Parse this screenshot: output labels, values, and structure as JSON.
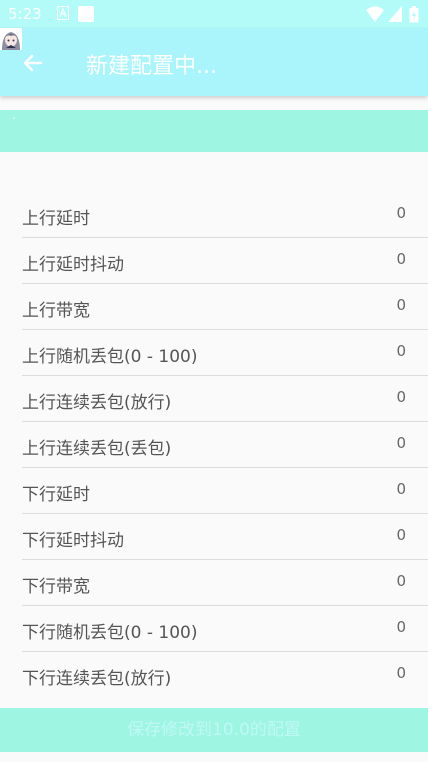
{
  "status_bar": {
    "time": "5:23"
  },
  "app_bar": {
    "title": "新建配置中..."
  },
  "settings": [
    {
      "label": "上行延时",
      "value": "0"
    },
    {
      "label": "上行延时抖动",
      "value": "0"
    },
    {
      "label": "上行带宽",
      "value": "0"
    },
    {
      "label": "上行随机丢包(0 - 100)",
      "value": "0"
    },
    {
      "label": "上行连续丢包(放行)",
      "value": "0"
    },
    {
      "label": "上行连续丢包(丢包)",
      "value": "0"
    },
    {
      "label": "下行延时",
      "value": "0"
    },
    {
      "label": "下行延时抖动",
      "value": "0"
    },
    {
      "label": "下行带宽",
      "value": "0"
    },
    {
      "label": "下行随机丢包(0 - 100)",
      "value": "0"
    },
    {
      "label": "下行连续丢包(放行)",
      "value": "0"
    }
  ],
  "footer": {
    "button_label": "保存修改到10.0的配置"
  },
  "colors": {
    "status_bar": "#b3fbf8",
    "app_bar": "#a9f5fb",
    "accent_band": "#9df5e2"
  }
}
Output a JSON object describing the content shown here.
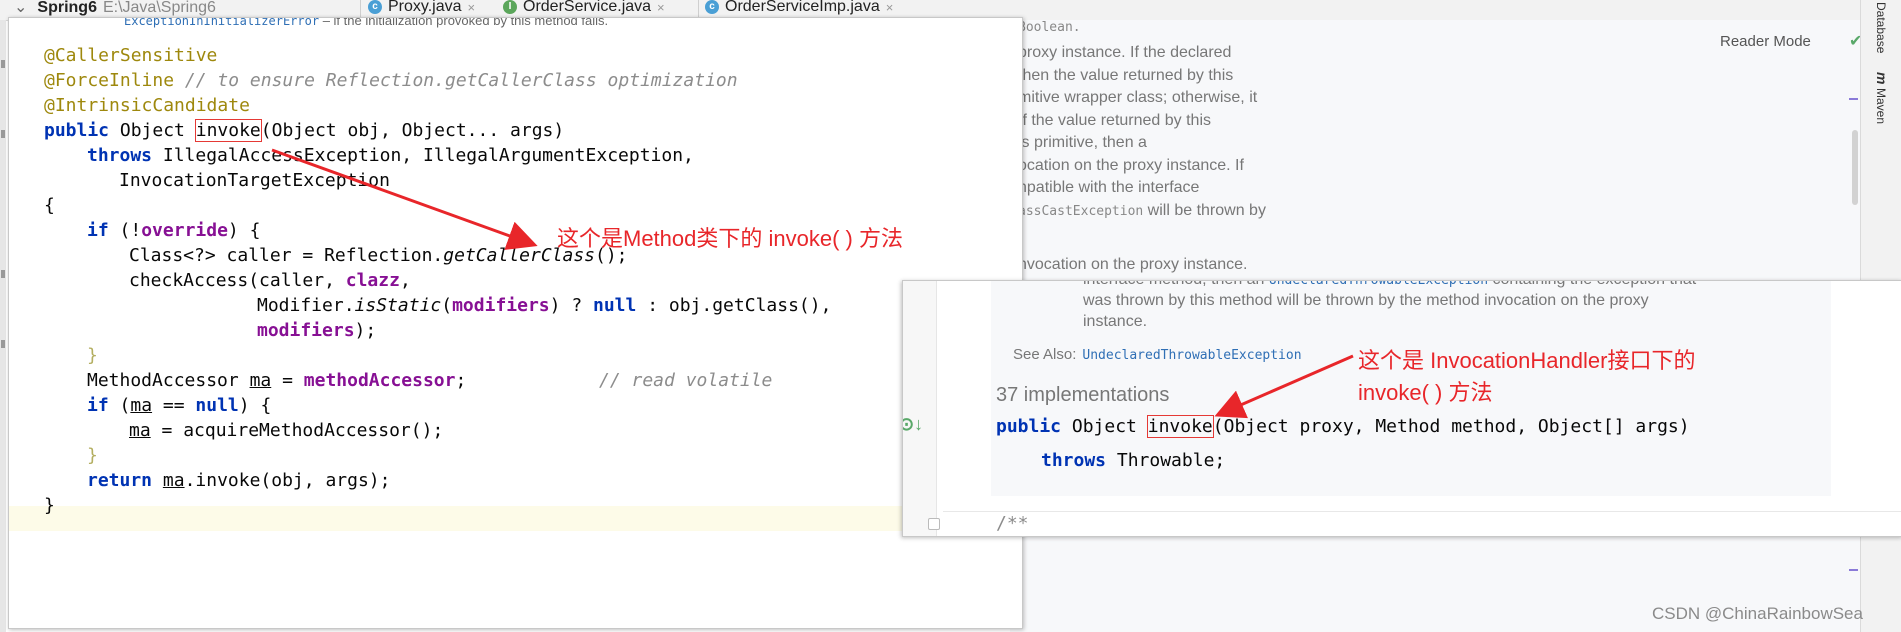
{
  "project": {
    "name": "Spring6",
    "path": "E:\\Java\\Spring6"
  },
  "tabs": [
    {
      "label": "Proxy.java",
      "icon": "class-icon"
    },
    {
      "label": "OrderService.java",
      "icon": "interface-icon"
    },
    {
      "label": "OrderServiceImp.java",
      "icon": "class-icon"
    }
  ],
  "reader_mode": "Reader Mode",
  "side_tools": {
    "database": "Database",
    "maven": "Maven"
  },
  "bg_doc": {
    "line0": "Boolean.",
    "line1": "proxy instance. If the declared",
    "line2": "then the value returned by this",
    "line3": "mitive wrapper class; otherwise, it",
    "line4": "If the value returned by this",
    "line5": "is primitive, then a",
    "line6": "ocation on the proxy instance. If",
    "line7": "npatible with the interface",
    "line8_code": "assCastException",
    "line8_tail": " will be thrown by",
    "line9": "nvocation on the proxy instance."
  },
  "method_panel": {
    "top_cut_code": "ExceptionInInitializerError",
    "top_cut_text": " – if the initialization provoked by this method fails.",
    "ann_caller_sensitive": "@CallerSensitive",
    "ann_force_inline": "@ForceInline",
    "comment_force_inline": "// to ensure Reflection.getCallerClass optimization",
    "ann_intrinsic": "@IntrinsicCandidate",
    "kw_public": "public",
    "ret_object": "Object",
    "method_name": "invoke",
    "params": "(Object obj, Object... args)",
    "kw_throws": "throws",
    "throws1": "IllegalAccessException, IllegalArgumentException,",
    "throws2": "InvocationTargetException",
    "open_brace": "{",
    "kw_if": "if",
    "if_override_pre": "(!",
    "if_override_field": "override",
    "if_override_post": ") {",
    "class_decl_pre": "Class<?> caller = Reflection.",
    "get_caller_class": "getCallerClass",
    "class_decl_post": "();",
    "check_access_pre": "checkAccess(caller, ",
    "clazz": "clazz",
    "comma": ",",
    "modifier_pre": "Modifier.",
    "is_static": "isStatic",
    "paren_open": "(",
    "modifiers": "modifiers",
    "ternary": ") ? ",
    "kw_null": "null",
    "ternary_tail": " : obj.getClass(),",
    "modifiers_end": ");",
    "close_brace": "}",
    "ma_decl_type": "MethodAccessor ",
    "ma": "ma",
    "ma_assign": " = ",
    "method_accessor": "methodAccessor",
    "semicolon": ";",
    "read_volatile": "// read volatile",
    "if_ma_pre": "(",
    "if_ma_mid": " == ",
    "if_ma_post": ") {",
    "acquire": " = acquireMethodAccessor();",
    "kw_return": "return",
    "return_tail": ".invoke(obj, args);"
  },
  "handler_panel": {
    "doc1_pre": "interface method, then an ",
    "doc1_code": "UndeclaredThrowableException",
    "doc1_post": " containing the exception that",
    "doc2": "was thrown by this method will be thrown by the method invocation on the proxy",
    "doc3": "instance.",
    "see_also_label": "See Also:",
    "see_also_link": "UndeclaredThrowableException",
    "implementations": "37 implementations",
    "kw_public": "public",
    "ret_object": "Object",
    "method_name": "invoke",
    "params": "(Object proxy, Method method, Object[] args)",
    "kw_throws": "throws",
    "throwable": "Throwable;",
    "javadoc_start": "/**"
  },
  "callouts": {
    "method_invoke": "这个是Method类下的 invoke( ) 方法",
    "handler_invoke_line1": "这个是 InvocationHandler接口下的",
    "handler_invoke_line2": "invoke( ) 方法"
  },
  "colors": {
    "annotation_red": "#e8262a",
    "keyword": "#0033b3",
    "field": "#871094"
  },
  "watermark": "CSDN @ChinaRainbowSea"
}
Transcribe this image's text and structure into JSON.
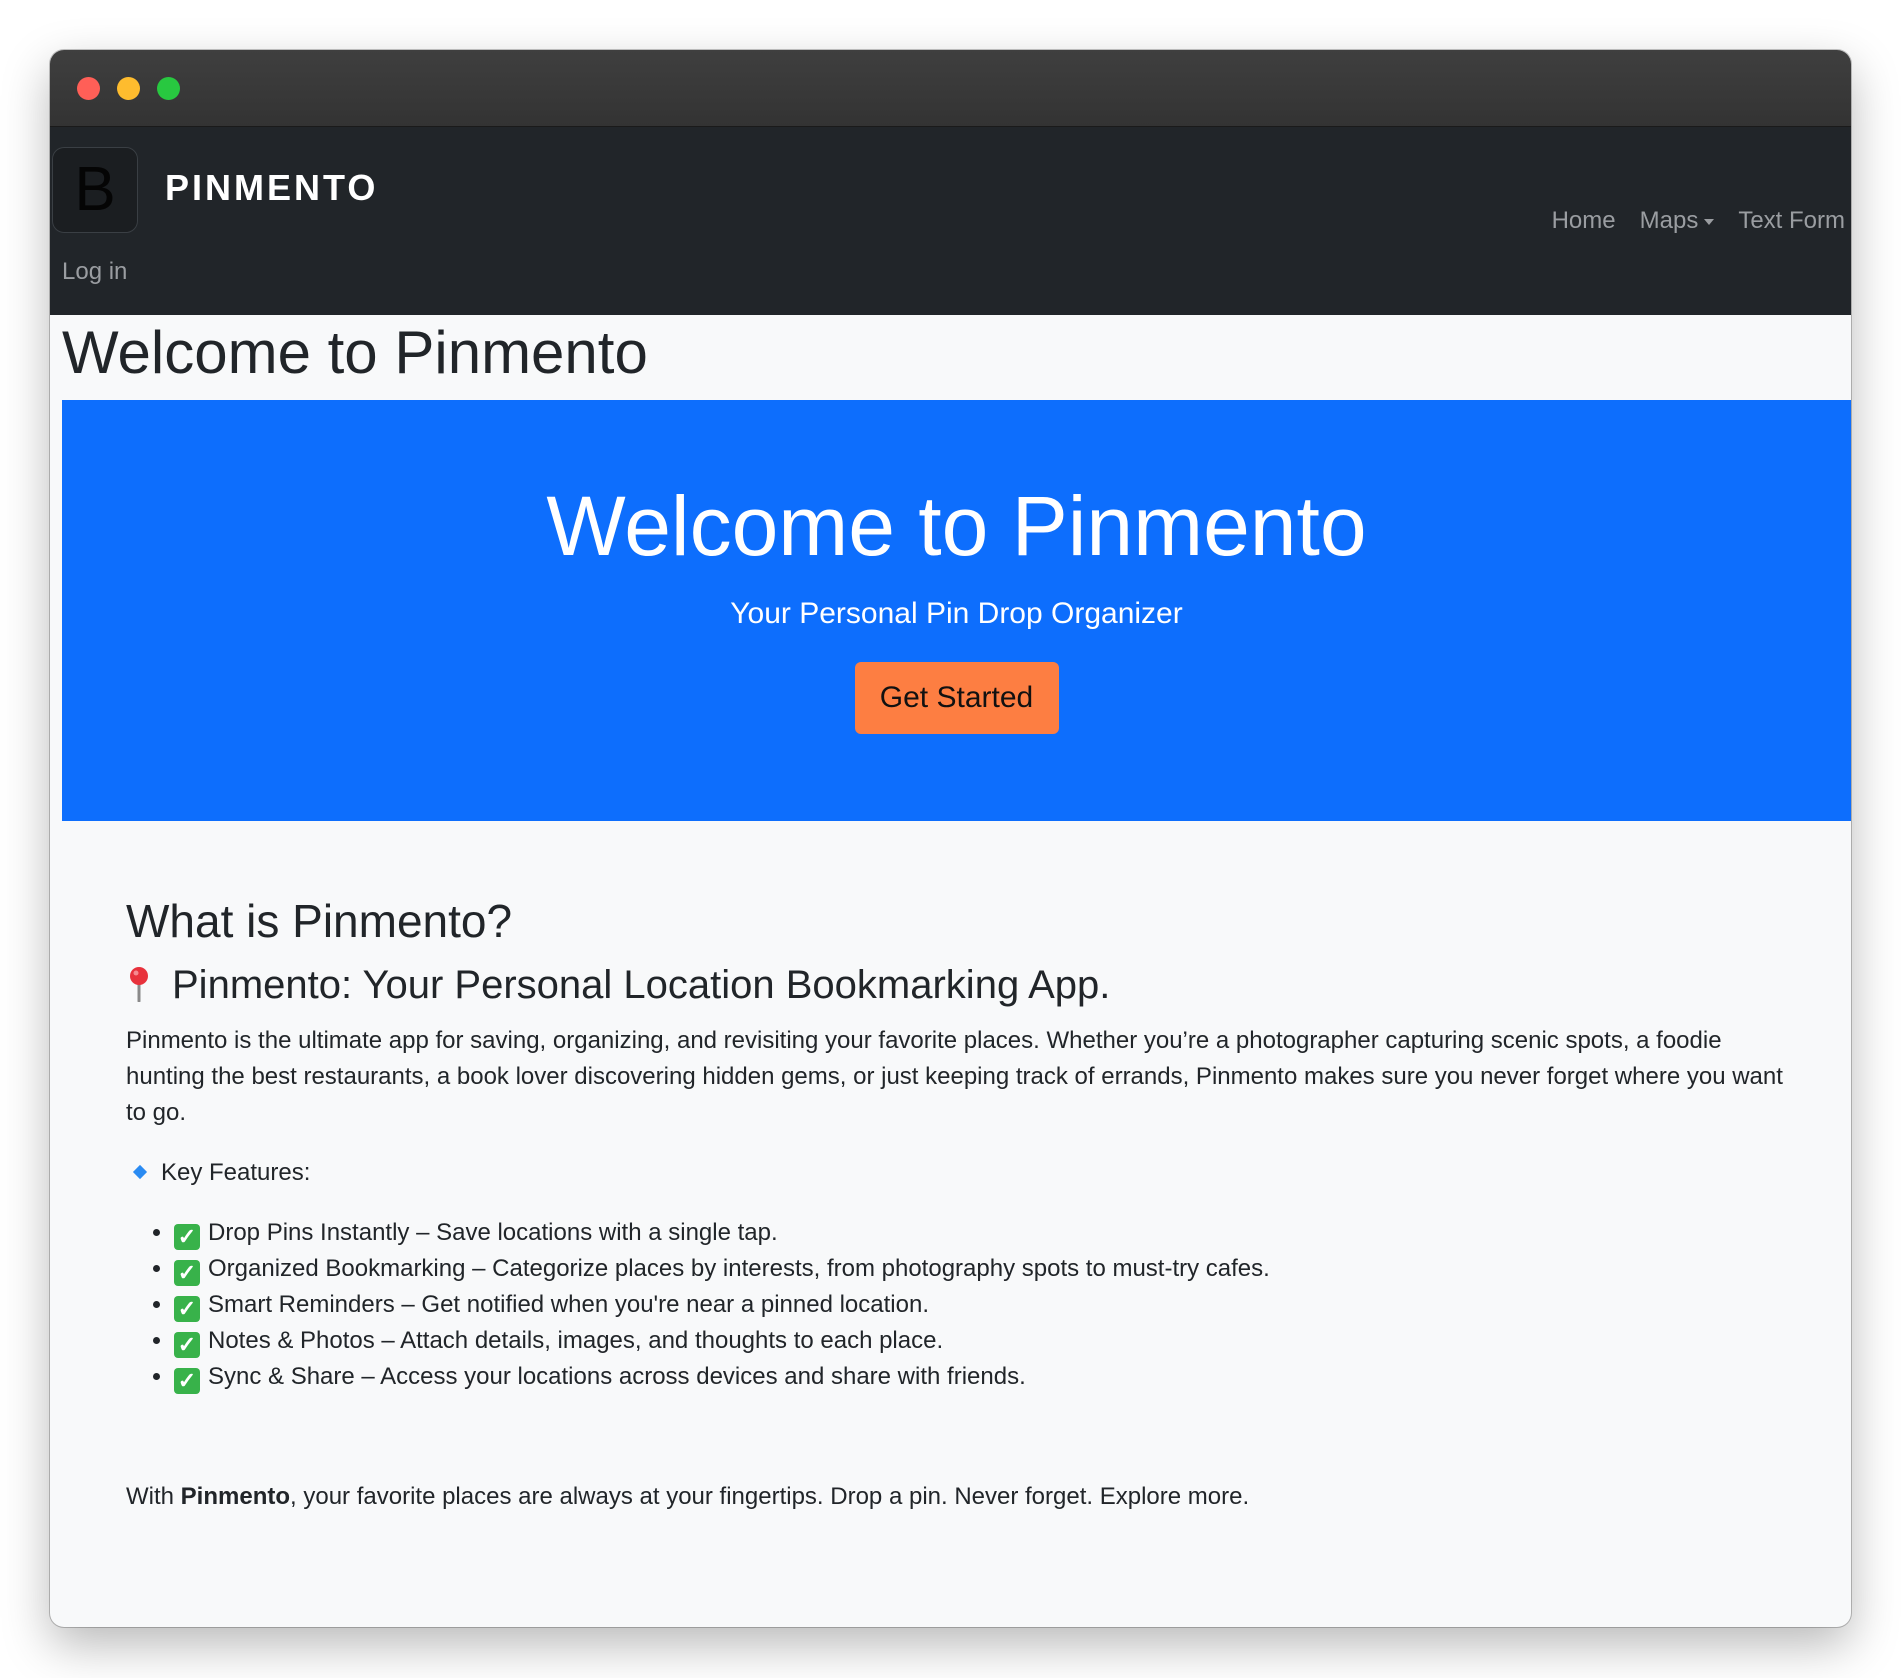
{
  "navbar": {
    "logo_letter": "B",
    "brand": "PINMENTO",
    "links": [
      {
        "label": "Home"
      },
      {
        "label": "Maps"
      },
      {
        "label": "Text Form"
      }
    ],
    "login": "Log in"
  },
  "page": {
    "title": "Welcome to Pinmento"
  },
  "hero": {
    "title": "Welcome to Pinmento",
    "subtitle": "Your Personal Pin Drop Organizer",
    "button": "Get Started",
    "background_color": "#0d6efd",
    "button_color": "#fd7e42"
  },
  "about": {
    "heading": "What is Pinmento?",
    "subheading": "Pinmento: Your Personal Location Bookmarking App.",
    "intro": "Pinmento is the ultimate app for saving, organizing, and revisiting your favorite places. Whether you’re a photographer capturing scenic spots, a foodie hunting the best restaurants, a book lover discovering hidden gems, or just keeping track of errands, Pinmento makes sure you never forget where you want to go.",
    "features_heading": "Key Features:",
    "features": [
      {
        "text": "Drop Pins Instantly – Save locations with a single tap."
      },
      {
        "text": "Organized Bookmarking – Categorize places by interests, from photography spots to must-try cafes."
      },
      {
        "text": "Smart Reminders – Get notified when you're near a pinned location."
      },
      {
        "text": "Notes & Photos – Attach details, images, and thoughts to each place."
      },
      {
        "text": "Sync & Share – Access your locations across devices and share with friends."
      }
    ],
    "closing_prefix": "With ",
    "closing_brand": "Pinmento",
    "closing_suffix": ", your favorite places are always at your fingertips. Drop a pin. Never forget. Explore more."
  },
  "icons": {
    "pin": "round-pushpin-icon",
    "diamond": "small-blue-diamond-icon",
    "check": "check-mark-button-icon"
  }
}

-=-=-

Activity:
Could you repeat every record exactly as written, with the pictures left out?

Response below:
Parse this screenshot: output labels, values, and structure as JSON.
{
  "status_bar": {
    "time": "5:23"
  },
  "app_bar": {
    "title": "新建配置中..."
  },
  "settings": [
    {
      "label": "上行延时",
      "value": "0"
    },
    {
      "label": "上行延时抖动",
      "value": "0"
    },
    {
      "label": "上行带宽",
      "value": "0"
    },
    {
      "label": "上行随机丢包(0 - 100)",
      "value": "0"
    },
    {
      "label": "上行连续丢包(放行)",
      "value": "0"
    },
    {
      "label": "上行连续丢包(丢包)",
      "value": "0"
    },
    {
      "label": "下行延时",
      "value": "0"
    },
    {
      "label": "下行延时抖动",
      "value": "0"
    },
    {
      "label": "下行带宽",
      "value": "0"
    },
    {
      "label": "下行随机丢包(0 - 100)",
      "value": "0"
    },
    {
      "label": "下行连续丢包(放行)",
      "value": "0"
    }
  ],
  "footer": {
    "button_label": "保存修改到10.0的配置"
  },
  "colors": {
    "status_bar": "#b3fbf8",
    "app_bar": "#a9f5fb",
    "accent_band": "#9df5e2"
  }
}
Output a JSON object describing the content shown here.
{
  "project": {
    "name": "Spring6",
    "path": "E:\\Java\\Spring6"
  },
  "tabs": [
    {
      "label": "Proxy.java",
      "icon": "class-icon"
    },
    {
      "label": "OrderService.java",
      "icon": "interface-icon"
    },
    {
      "label": "OrderServiceImp.java",
      "icon": "class-icon"
    }
  ],
  "reader_mode": "Reader Mode",
  "side_tools": {
    "database": "Database",
    "maven": "Maven"
  },
  "bg_doc": {
    "line0": "Boolean.",
    "line1": "proxy instance. If the declared",
    "line2": "then the value returned by this",
    "line3": "mitive wrapper class; otherwise, it",
    "line4": "If the value returned by this",
    "line5": "is primitive, then a",
    "line6": "ocation on the proxy instance. If",
    "line7": "npatible with the interface",
    "line8_code": "assCastException",
    "line8_tail": " will be thrown by",
    "line9": "nvocation on the proxy instance."
  },
  "method_panel": {
    "top_cut_code": "ExceptionInInitializerError",
    "top_cut_text": " – if the initialization provoked by this method fails.",
    "ann_caller_sensitive": "@CallerSensitive",
    "ann_force_inline": "@ForceInline",
    "comment_force_inline": "// to ensure Reflection.getCallerClass optimization",
    "ann_intrinsic": "@IntrinsicCandidate",
    "kw_public": "public",
    "ret_object": "Object",
    "method_name": "invoke",
    "params": "(Object obj, Object... args)",
    "kw_throws": "throws",
    "throws1": "IllegalAccessException, IllegalArgumentException,",
    "throws2": "InvocationTargetException",
    "open_brace": "{",
    "kw_if": "if",
    "if_override_pre": "(!",
    "if_override_field": "override",
    "if_override_post": ") {",
    "class_decl_pre": "Class<?> caller = Reflection.",
    "get_caller_class": "getCallerClass",
    "class_decl_post": "();",
    "check_access_pre": "checkAccess(caller, ",
    "clazz": "clazz",
    "comma": ",",
    "modifier_pre": "Modifier.",
    "is_static": "isStatic",
    "paren_open": "(",
    "modifiers": "modifiers",
    "ternary": ") ? ",
    "kw_null": "null",
    "ternary_tail": " : obj.getClass(),",
    "modifiers_end": ");",
    "close_brace": "}",
    "ma_decl_type": "MethodAccessor ",
    "ma": "ma",
    "ma_assign": " = ",
    "method_accessor": "methodAccessor",
    "semicolon": ";",
    "read_volatile": "// read volatile",
    "if_ma_pre": "(",
    "if_ma_mid": " == ",
    "if_ma_post": ") {",
    "acquire": " = acquireMethodAccessor();",
    "kw_return": "return",
    "return_tail": ".invoke(obj, args);"
  },
  "handler_panel": {
    "doc1_pre": "interface method, then an ",
    "doc1_code": "UndeclaredThrowableException",
    "doc1_post": " containing the exception that",
    "doc2": "was thrown by this method will be thrown by the method invocation on the proxy",
    "doc3": "instance.",
    "see_also_label": "See Also:",
    "see_also_link": "UndeclaredThrowableException",
    "implementations": "37 implementations",
    "kw_public": "public",
    "ret_object": "Object",
    "method_name": "invoke",
    "params": "(Object proxy, Method method, Object[] args)",
    "kw_throws": "throws",
    "throwable": "Throwable;",
    "javadoc_start": "/**"
  },
  "callouts": {
    "method_invoke": "这个是Method类下的 invoke( ) 方法",
    "handler_invoke_line1": "这个是 InvocationHandler接口下的",
    "handler_invoke_line2": "invoke( ) 方法"
  },
  "colors": {
    "annotation_red": "#e8262a",
    "keyword": "#0033b3",
    "field": "#871094"
  },
  "watermark": "CSDN @ChinaRainbowSea"
}
Transcribe this image's text and structure into JSON.
{
  "navbar": {
    "logo_letter": "B",
    "brand": "PINMENTO",
    "links": [
      {
        "label": "Home"
      },
      {
        "label": "Maps"
      },
      {
        "label": "Text Form"
      }
    ],
    "login": "Log in"
  },
  "page": {
    "title": "Welcome to Pinmento"
  },
  "hero": {
    "title": "Welcome to Pinmento",
    "subtitle": "Your Personal Pin Drop Organizer",
    "button": "Get Started",
    "background_color": "#0d6efd",
    "button_color": "#fd7e42"
  },
  "about": {
    "heading": "What is Pinmento?",
    "subheading": "Pinmento: Your Personal Location Bookmarking App.",
    "intro": "Pinmento is the ultimate app for saving, organizing, and revisiting your favorite places. Whether you’re a photographer capturing scenic spots, a foodie hunting the best restaurants, a book lover discovering hidden gems, or just keeping track of errands, Pinmento makes sure you never forget where you want to go.",
    "features_heading": "Key Features:",
    "features": [
      {
        "text": "Drop Pins Instantly – Save locations with a single tap."
      },
      {
        "text": "Organized Bookmarking – Categorize places by interests, from photography spots to must-try cafes."
      },
      {
        "text": "Smart Reminders – Get notified when you're near a pinned location."
      },
      {
        "text": "Notes & Photos – Attach details, images, and thoughts to each place."
      },
      {
        "text": "Sync & Share – Access your locations across devices and share with friends."
      }
    ],
    "closing_prefix": "With ",
    "closing_brand": "Pinmento",
    "closing_suffix": ", your favorite places are always at your fingertips. Drop a pin. Never forget. Explore more."
  },
  "icons": {
    "pin": "round-pushpin-icon",
    "diamond": "small-blue-diamond-icon",
    "check": "check-mark-button-icon"
  }
}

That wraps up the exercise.